Published by Knopf on September 5th 1992
Genres: Contemporary, Literary Fiction, Mystery
Truly deserving of the accolade a modern classic, Donna Tartt’s novel is a remarkable achievement—both compelling and elegant, dramatic and playful.
Under the influence of their charismatic classics professor, a group of clever, eccentric misfits at an elite New England college discover a way of thinking and living that is a world away from the humdrum existence of their contemporaries. But when they go beyond the boundaries of normal morality their lives are changed profoundly and forever, and they discover how hard it can be to truly live and how easy it is to kill.
‘I suppose at one time in my life I might have had any number of stories, but now there is no other. This is the only story I will ever be able to tell.’
I was pretty blown away at how much I enjoyed this. It took me almost an entire month to read (which is practically unheard of for me) but this is one that you definitely can’t zoom right through in my opinion. Incredibly detailed and enthralling, I’m really glad that I paced myself and took my time because this is one to be savored.
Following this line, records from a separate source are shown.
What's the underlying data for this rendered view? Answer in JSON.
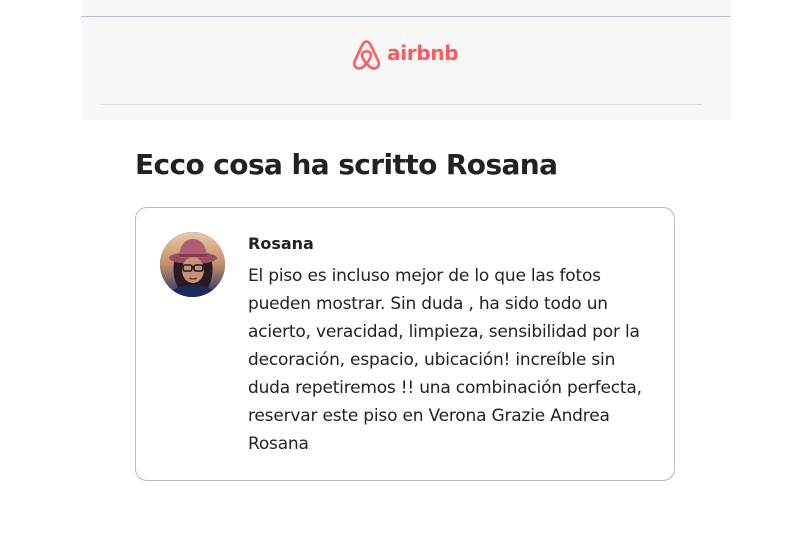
{
  "header": {
    "logo": {
      "text": "airbnb",
      "icon": "airbnb-belo-icon",
      "color": "#ff5a5f"
    }
  },
  "main": {
    "title": "Ecco cosa ha scritto Rosana",
    "review": {
      "avatar_icon": "user-avatar-photo",
      "reviewer_name": "Rosana",
      "text": "El piso es incluso mejor de lo que las fotos pueden mostrar. Sin duda , ha sido todo un acierto, veracidad, limpieza, sensibilidad por la decoración, espacio, ubicación! increíble sin duda repetiremos !! una combinación perfecta, reservar este piso en Verona Grazie Andrea Rosana"
    }
  }
}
Truly compelling, you already know from the very first line what’s to come:
‘The snow in the mountains was melting and Bunny had been dead for several weeks before we came to understand the gravity of our situation.’
All of the characters were vibrant and completely unforgettable. Despite knowing exactly what’s to come, the beauty of this story is the slow unraveling process that the author takes you through, detailing each and every step the friends took to get to that final moment. I can definitely see why this one is considered a modern classic.